• **Problem statement**
Please reproduce the records exactly, leaving out any pictures.
*** Opening of Records supplied ***
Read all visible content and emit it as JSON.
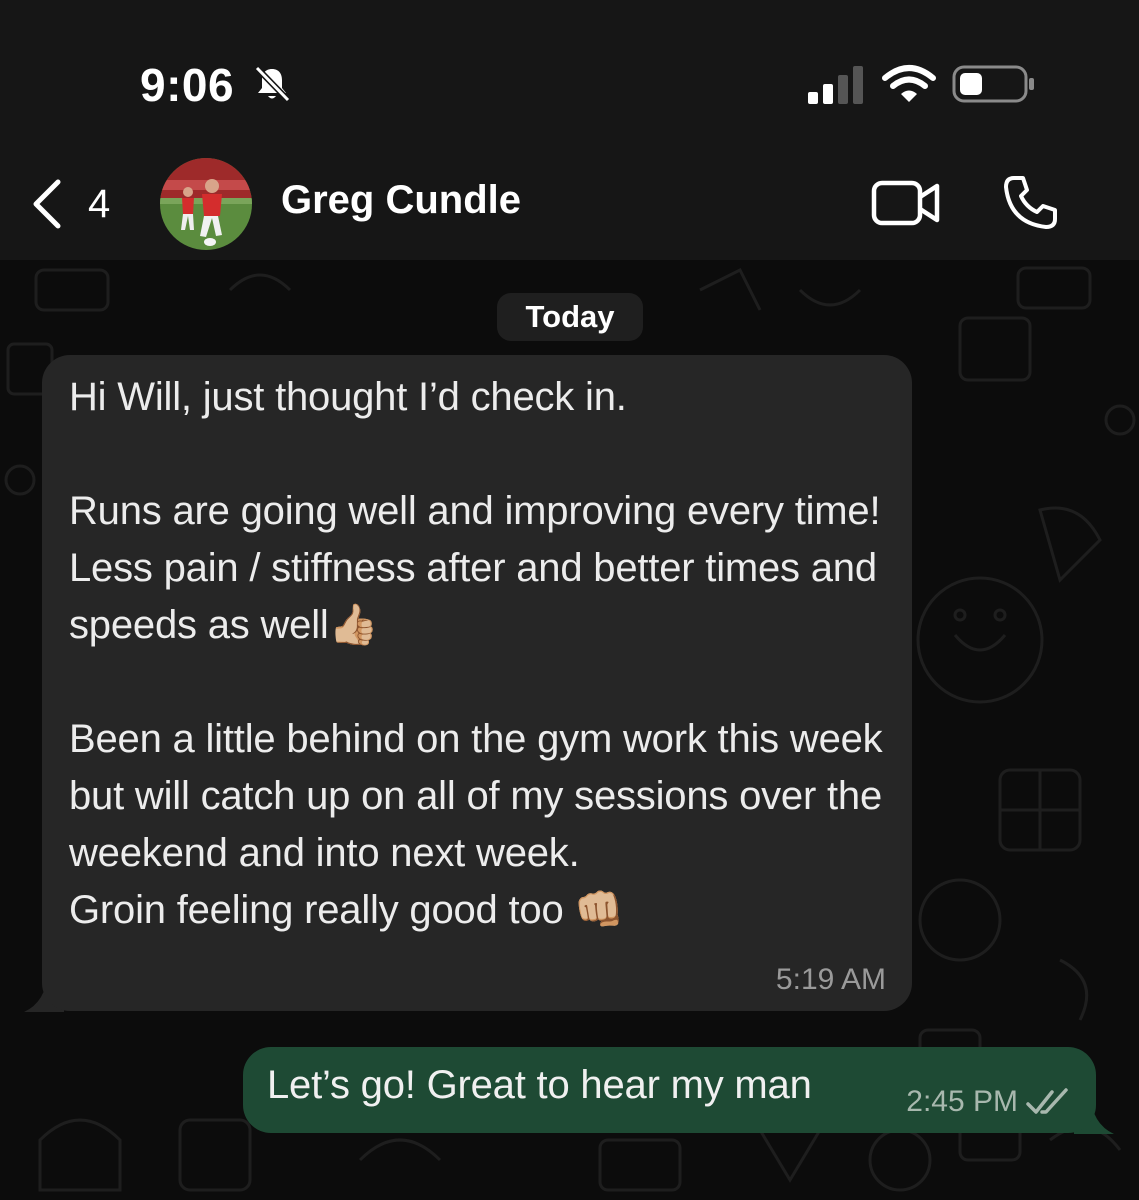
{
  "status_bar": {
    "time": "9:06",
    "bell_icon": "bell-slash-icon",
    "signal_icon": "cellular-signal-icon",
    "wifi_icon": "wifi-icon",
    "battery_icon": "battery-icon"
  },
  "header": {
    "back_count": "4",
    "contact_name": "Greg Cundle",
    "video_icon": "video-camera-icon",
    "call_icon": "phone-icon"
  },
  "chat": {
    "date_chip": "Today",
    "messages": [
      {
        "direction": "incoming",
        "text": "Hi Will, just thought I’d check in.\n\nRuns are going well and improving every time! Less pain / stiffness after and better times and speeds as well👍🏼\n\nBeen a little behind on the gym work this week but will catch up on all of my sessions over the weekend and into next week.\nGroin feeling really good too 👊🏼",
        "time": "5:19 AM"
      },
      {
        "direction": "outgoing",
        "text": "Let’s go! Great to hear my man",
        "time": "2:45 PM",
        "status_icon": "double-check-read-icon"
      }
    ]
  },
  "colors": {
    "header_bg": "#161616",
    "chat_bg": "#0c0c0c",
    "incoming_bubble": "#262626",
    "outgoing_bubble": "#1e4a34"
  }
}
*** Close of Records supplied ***
• **Task response**
Read all visible content and emit it as JSON.
{
  "status_bar": {
    "time": "9:06",
    "bell_icon": "bell-slash-icon",
    "signal_icon": "cellular-signal-icon",
    "wifi_icon": "wifi-icon",
    "battery_icon": "battery-icon"
  },
  "header": {
    "back_count": "4",
    "contact_name": "Greg Cundle",
    "video_icon": "video-camera-icon",
    "call_icon": "phone-icon"
  },
  "chat": {
    "date_chip": "Today",
    "messages": [
      {
        "direction": "incoming",
        "text": "Hi Will, just thought I’d check in.\n\nRuns are going well and improving every time! Less pain / stiffness after and better times and speeds as well👍🏼\n\nBeen a little behind on the gym work this week but will catch up on all of my sessions over the weekend and into next week.\nGroin feeling really good too 👊🏼",
        "time": "5:19 AM"
      },
      {
        "direction": "outgoing",
        "text": "Let’s go! Great to hear my man",
        "time": "2:45 PM",
        "status_icon": "double-check-read-icon"
      }
    ]
  },
  "colors": {
    "header_bg": "#161616",
    "chat_bg": "#0c0c0c",
    "incoming_bubble": "#262626",
    "outgoing_bubble": "#1e4a34"
  }
}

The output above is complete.